When Joel Staaf Hästö of Clifftop Games released his debut adventure Kathy Rain in 2016, it turned quite a few heads, feeling like a reincarnation of the classic Gabriel Knight supernatural thrillers. So when the indie developer joined forces with Petter Ljungqvist’s Faravid Interactive, who earned acclaim with his own well-received first effort The Samaritan Paradox, to create a collaborative sophomore title, I’m sure I’m not the only one who was eagerly awaiting the result. Well, the wait is nearly over, and after some hands-on time, I can confirm that the upcoming Whispers of a Machine lives up to its lofty expectations.
Though Whispers has no connection to the developers’ previous efforts, those who have played either will immediately feel at home here. The game is another point-and-click murder mystery, only this time set in a dystopian future, drawing apparent inspiration from classic yarns like Fargo mixed with a healthy dose of Blade Runner. Players take on the role of Vera, a big-city police detective who’s been sent out to this sci-fi world’s equivalent of the boonies – the little burg of Nordsund, a city suspended aboveground on a giant metal plate balanced on a tall pillar – in order to investigate a series of mysterious homicides. Like others in this technologically advanced Nordic society, Vera has several cybernetic augmentations that you can take capitalize on in order to investigate crime scenes, interrogate suspects, and crack the case.
To help set Whispers apart from other traditional point-and-click adventures, the developers have taken full advantage of its sci-fi trappings to invigorate the moment-to-moment gameplay with some interesting enhancements. In the course of her investigation, Vera makes good use of her implants, which go beyond mere words on the screen and actually offer some cool mechanics to mess about with.
The most basic tool Vera has at her disposal is an environmental scanning augment, which lets you examine any area on-screen based on specific criteria that you yourself must first select – for example, a certain suspect’s fingerprints or a residual DNA or substance match. Another feature lets Vera measure any suspect’s heart rate during dialog, clueing her (and you) in on when a statement may be hiding further information. There’s also a strength booster that gives Vera some extra muscle power for a few moments when needed, such as allowing her to break into a locker.
All of these enhancements must be manually activated – normal environmental observation and unassisted dialog are also possible – and the strength booster is tied to a cooldown to discourage its misuse. In essence, Vera is a full CSI team wrapped into one; perfect for an investigative game like this, actually giving the player tons of agency in uncovering clues beyond merely clicking stuff. There are even three further augment slots that were locked for purposes of the demo. As if that weren’t enough, Whispers also tracks Vera’s choices and dialog responses, setting her down one of three personality tracks – empathetic, assertive, or analytical – which will influence certain parts of the story and the tools available to Vera during her investigation.
Even with all of these tools at your fingertips, successful sleuthing is no cakewalk.

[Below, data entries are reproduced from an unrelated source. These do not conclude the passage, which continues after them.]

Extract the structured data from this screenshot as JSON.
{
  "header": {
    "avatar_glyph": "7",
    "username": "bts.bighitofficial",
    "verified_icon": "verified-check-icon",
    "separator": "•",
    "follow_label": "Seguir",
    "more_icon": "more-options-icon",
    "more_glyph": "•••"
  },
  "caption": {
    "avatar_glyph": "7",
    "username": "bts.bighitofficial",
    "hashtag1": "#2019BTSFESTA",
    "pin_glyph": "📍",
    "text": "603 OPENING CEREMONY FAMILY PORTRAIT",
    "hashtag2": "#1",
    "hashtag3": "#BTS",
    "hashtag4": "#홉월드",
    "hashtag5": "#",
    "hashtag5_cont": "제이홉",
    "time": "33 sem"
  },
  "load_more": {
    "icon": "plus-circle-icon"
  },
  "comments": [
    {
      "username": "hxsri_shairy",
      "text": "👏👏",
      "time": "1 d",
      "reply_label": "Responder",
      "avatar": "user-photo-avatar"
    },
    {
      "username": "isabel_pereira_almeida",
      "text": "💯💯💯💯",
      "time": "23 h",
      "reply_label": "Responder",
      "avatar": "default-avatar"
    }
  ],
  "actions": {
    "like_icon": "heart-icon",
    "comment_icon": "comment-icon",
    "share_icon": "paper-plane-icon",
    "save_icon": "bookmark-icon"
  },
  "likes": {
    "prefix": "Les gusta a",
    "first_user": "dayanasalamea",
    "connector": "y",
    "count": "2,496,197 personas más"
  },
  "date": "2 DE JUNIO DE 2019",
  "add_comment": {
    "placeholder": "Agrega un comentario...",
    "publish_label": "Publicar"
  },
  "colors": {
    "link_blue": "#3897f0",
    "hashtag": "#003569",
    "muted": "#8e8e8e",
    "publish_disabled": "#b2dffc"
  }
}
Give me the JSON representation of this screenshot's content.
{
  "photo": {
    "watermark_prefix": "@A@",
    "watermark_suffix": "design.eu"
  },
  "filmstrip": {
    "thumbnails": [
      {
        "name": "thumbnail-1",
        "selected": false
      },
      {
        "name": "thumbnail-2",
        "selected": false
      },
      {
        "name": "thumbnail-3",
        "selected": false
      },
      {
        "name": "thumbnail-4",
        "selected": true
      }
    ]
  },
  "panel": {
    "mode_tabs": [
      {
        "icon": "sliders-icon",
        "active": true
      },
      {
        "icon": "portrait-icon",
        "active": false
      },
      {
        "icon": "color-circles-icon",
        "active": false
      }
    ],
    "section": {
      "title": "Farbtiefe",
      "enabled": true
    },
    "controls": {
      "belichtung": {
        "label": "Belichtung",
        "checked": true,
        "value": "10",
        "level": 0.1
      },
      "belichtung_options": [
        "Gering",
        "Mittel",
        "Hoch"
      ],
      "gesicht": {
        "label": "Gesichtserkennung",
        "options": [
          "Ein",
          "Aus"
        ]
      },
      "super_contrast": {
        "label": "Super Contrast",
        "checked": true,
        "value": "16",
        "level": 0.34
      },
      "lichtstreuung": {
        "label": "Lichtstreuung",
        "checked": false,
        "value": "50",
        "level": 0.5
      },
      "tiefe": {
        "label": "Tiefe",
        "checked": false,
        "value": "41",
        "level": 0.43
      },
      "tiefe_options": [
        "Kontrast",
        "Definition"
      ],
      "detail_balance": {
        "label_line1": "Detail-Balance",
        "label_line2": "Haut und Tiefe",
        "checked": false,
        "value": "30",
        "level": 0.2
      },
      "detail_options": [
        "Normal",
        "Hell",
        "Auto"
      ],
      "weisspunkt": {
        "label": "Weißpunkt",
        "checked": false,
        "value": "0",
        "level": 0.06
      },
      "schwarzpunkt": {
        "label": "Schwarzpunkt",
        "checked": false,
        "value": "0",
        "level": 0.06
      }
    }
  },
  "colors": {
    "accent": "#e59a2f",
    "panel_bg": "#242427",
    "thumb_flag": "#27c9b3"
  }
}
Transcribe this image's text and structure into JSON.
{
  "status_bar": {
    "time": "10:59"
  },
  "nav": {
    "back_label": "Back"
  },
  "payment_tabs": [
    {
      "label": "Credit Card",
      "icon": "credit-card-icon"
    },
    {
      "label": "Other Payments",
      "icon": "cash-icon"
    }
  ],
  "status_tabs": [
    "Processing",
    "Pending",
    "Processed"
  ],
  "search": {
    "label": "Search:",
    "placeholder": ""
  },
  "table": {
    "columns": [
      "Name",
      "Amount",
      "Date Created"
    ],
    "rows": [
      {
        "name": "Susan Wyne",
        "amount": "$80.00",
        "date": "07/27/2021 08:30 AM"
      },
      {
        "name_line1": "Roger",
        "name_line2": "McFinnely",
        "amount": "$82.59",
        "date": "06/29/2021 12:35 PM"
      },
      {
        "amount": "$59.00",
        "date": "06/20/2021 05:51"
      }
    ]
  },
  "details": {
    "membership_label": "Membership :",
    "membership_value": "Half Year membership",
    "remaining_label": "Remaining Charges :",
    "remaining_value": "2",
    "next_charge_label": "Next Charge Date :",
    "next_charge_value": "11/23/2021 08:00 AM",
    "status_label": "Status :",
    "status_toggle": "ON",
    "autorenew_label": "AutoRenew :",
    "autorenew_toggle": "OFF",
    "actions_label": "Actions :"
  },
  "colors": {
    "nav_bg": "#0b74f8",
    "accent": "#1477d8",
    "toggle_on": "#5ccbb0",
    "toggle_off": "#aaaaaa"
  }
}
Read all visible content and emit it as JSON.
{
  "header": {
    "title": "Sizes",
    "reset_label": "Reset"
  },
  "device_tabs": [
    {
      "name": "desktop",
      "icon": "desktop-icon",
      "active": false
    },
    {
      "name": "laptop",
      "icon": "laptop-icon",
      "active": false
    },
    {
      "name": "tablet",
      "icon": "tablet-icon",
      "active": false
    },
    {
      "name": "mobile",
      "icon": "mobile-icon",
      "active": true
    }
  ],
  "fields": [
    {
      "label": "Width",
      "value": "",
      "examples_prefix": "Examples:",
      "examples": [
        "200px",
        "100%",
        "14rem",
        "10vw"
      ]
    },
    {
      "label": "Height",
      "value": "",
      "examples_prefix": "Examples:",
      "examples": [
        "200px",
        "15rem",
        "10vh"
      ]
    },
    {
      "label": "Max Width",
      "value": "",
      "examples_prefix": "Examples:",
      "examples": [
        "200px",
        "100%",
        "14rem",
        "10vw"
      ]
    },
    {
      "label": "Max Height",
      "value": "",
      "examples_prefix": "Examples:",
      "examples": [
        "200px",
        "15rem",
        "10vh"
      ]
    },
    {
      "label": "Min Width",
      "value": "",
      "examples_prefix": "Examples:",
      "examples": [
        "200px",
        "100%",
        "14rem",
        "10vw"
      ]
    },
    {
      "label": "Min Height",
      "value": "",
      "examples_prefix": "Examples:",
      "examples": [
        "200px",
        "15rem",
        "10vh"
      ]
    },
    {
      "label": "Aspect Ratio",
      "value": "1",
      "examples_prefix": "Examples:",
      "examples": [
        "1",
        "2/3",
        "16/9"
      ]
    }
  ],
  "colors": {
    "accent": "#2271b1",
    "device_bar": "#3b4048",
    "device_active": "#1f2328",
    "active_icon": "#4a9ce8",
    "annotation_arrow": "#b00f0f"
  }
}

Over the course of the two-hour preview version, there were several instances where I had to figure out passwords and key codes to unlock doors or log into protected computer files. The solutions to these aren’t simple inventory puzzles, although there are plenty of those to be found as well. Rather, actual clues to be pondered and interpreted – little mini riddles – must be discovered scrawled on notes and written in letters along the way. The added complexity is a welcome addition to the standard adventure fare already present.
From being dropped right into the first crime scene (after a quick introduction that shows off the dystopian landscape) to eventually managing to hack the door to a slummy flat known to be frequented by the victim in hopes of finding leads to his killer’s identity, Whispers presents a credible low-fi future noir setting. The game sports a similar faux-retro look of its predecessors, except here the character sprites and portraits are noticeably pixelized while the background environments are depicted in a more painterly art style. While by no means unsightly, opinions may be split on whether the two styles mesh well together, and pixel purists may be sad to see their favorite environment art go.
Full voice-over is provided for each character encountered so far, led by Ivy Dupler (Unavowed, Lamplight City, and of course Adventure Gamers’ own Aggie Award narrator) as the game’s protagonist. A full musical background score also accompanies your investigation, featuring understated instrumentals that set an appropriate stage for digging up clues.
Those who have already placed this game on their 2019 adventure wish list based on its pedigree can rest assured that Whispers of a Machine looks to be a solid sophomore effort that stays within both developers’ wheelhouses while stretching its wings with some considerable and fun gameplay innovations. But really, even if you’re not familiar with Kathy Rain or The Samaritan Paradox (yet), anybody with even a passing interest in point-and-click detective mysteries would be well served to keep an eye out for this one. The future of detective stories is nearly upon us, as the game is scheduled to launch on April 17 for Windows, Mac, iOS and Android.